Exercise requirements
Among the entries below, find how many lines carry the word "icon" and state only that figure.

Material provided
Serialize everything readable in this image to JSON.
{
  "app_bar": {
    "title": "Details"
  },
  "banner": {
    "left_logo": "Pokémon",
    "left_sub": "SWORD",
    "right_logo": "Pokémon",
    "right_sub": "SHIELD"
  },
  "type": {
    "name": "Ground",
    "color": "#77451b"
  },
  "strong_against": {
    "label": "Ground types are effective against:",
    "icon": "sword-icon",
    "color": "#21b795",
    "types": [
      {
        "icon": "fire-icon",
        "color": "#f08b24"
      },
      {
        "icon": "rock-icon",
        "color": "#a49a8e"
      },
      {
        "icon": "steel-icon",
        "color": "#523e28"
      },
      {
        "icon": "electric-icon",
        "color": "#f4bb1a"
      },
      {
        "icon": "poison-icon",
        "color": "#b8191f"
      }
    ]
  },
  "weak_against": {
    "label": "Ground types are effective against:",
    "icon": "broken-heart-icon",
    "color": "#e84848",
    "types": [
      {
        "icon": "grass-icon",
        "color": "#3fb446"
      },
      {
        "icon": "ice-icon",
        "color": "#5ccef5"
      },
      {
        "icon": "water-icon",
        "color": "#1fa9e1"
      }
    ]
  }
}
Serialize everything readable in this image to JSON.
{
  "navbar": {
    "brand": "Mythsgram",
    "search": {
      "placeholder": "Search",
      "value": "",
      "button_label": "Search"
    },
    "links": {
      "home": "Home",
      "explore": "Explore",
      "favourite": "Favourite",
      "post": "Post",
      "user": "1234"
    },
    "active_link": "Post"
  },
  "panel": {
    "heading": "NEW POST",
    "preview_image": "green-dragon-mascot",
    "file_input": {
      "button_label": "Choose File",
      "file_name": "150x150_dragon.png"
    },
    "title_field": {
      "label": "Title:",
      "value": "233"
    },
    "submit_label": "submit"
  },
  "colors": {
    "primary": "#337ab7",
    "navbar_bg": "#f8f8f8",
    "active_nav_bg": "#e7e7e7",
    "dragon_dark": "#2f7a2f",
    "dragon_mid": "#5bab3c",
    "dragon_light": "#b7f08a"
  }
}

Output for this task
10